SEE’s biodiversity surveys and ecosystem assessments have been instrumental in the establishment of 14 protected areas and marine parks.

Examples include:

Tanzania's first multi-user marine protected area, the Mafia Island Marine Park (MIMP), was established
   following management recommendations and data from SEE’s surveys. The marine park warden and 
   technical advisor are ex-SEE staff. MIMP is widely hailed as the world’s most successful multi-user marine 
   park and continues to conserve the marine flora and fauna of Mafia Island and the sustainability of local
   livelihoods. Twenty years on, SEE continues to work closely with the MIMP authorities to inform the
   management of the park.

Mozambique’s Quirimbas National Park, the first national marine park to be designated since Mozambiquan
   independence, was founded using information and recommendations from SEE’s survey work.

The Southern Mikea region of Madagascar has been gazetted as a protected area based on SEE’s
   comprehensive research into the conservation importance of the area.

The Montagne de Francais in Madagascar has been incorporated into the Ramena complex of protected
   areas based on SEE’s research in the region.


Over the last 2 decades SEE has:

trained thousands of host-country university students, fisheries and forestry officers, community 
   representatives and teachers;

hosted hundreds of environmental education and awareness-raising workshops, building teacher capacity
   and pupil awareness, and producing education manuals and curricula in various languages;

trained and qualified over 800 volunteers and host-country counterparts in the BTEC Advanced Diploma in
   Tropical Habitat Conservation and BTEC Advanced Certificate in Expedition Management;

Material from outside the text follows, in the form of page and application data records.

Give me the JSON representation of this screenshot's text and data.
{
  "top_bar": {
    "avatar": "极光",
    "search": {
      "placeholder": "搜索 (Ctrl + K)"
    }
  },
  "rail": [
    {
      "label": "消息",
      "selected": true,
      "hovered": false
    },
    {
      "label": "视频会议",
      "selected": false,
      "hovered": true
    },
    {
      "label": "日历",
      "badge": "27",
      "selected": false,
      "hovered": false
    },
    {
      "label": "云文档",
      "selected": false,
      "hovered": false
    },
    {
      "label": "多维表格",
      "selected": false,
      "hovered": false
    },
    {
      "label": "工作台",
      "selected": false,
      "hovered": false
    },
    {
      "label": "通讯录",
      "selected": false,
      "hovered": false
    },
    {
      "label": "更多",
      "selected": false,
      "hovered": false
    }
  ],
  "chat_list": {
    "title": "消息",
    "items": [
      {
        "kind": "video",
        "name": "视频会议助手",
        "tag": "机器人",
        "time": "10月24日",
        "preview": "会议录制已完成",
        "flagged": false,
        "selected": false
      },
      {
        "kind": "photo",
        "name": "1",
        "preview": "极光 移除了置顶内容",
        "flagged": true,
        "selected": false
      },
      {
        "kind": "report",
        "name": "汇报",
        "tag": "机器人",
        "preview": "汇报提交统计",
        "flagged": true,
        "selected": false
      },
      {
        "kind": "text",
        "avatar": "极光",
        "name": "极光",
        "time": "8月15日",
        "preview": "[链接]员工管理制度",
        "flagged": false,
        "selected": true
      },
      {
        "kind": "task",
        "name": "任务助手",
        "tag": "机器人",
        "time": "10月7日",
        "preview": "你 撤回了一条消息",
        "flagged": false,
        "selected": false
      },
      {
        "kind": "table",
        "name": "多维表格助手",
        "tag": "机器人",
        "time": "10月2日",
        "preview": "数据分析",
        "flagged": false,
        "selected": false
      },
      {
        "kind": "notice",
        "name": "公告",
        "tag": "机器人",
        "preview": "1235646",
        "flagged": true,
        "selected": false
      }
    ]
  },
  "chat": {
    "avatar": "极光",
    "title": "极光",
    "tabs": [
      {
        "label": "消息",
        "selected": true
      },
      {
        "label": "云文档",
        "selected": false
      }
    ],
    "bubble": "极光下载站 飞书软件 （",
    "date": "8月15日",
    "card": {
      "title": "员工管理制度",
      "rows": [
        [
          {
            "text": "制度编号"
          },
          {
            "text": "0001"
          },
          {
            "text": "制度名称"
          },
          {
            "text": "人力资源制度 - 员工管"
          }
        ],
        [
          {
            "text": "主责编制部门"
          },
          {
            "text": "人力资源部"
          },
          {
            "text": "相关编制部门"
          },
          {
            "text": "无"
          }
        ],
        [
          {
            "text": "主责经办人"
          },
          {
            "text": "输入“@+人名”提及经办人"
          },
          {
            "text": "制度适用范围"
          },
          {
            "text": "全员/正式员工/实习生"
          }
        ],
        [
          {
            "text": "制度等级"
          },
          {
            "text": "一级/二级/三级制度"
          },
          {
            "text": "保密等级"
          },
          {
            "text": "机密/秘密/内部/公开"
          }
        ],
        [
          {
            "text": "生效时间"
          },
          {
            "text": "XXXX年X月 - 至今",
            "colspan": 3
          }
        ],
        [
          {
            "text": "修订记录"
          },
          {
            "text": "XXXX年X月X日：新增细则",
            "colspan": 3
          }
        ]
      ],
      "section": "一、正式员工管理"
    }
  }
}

established many community-based organisations, including TUMI in Tanzania's Kilombero Valley;

implemented a training programme awarding a tailor made BTEC in Conservation Management for local
   environmental organisations and in-country partners in Nicaragua;

increased income ten-fold for participating farmers in Sa Pa, Vietnam, via a medicinal plant
   income-generating project;

built a biodiversity interpretation centre in Bai Tu Long Bay, Vietnam;

built the Kanyanchu primate camp and visitor centre in Kibale Forest, Uganda.


SEE has produced hundreds of peer-reviewed articles, technical reports, manuscripts, manuals and books.  
See the publication list HERE for details, or contact our research department in London for specific 

SEE’s biodiversity surveys in the Eastern Arc Mountain Range in Tanzania (the world's hottest biodiversity hotspot with the most endemic vertebrates per km), are recognised as among the most detailed and 
extensive biodiversity data ever produced. They contributed significantly towards the IUCN book ‘Biodiversity
of the Eastern Arc Mountains’, which is one of the most comprehensive data sets ever published on that 
area. These data are now part of the ongoing project Valuing the Arc, which is a collaboration between 5 
Universities, 2 Tanzanian universities and WWF and is focused on quantifying, mapping and valuing the key
ecosystem services that flow from the Eastern Arc Mountains. 

SEE has contributed towards the discovery of more than 100 new species and towards numerous range extensions for plants and animals. These include a new bat species in Madagascar; hundreds of new 
moth species in Vietnam; new invertebrates in Nicaragua; and new amphibians, lizards, chameleons, 
snakes and small mammals in the Eastern Arc Mountains of Tanzania.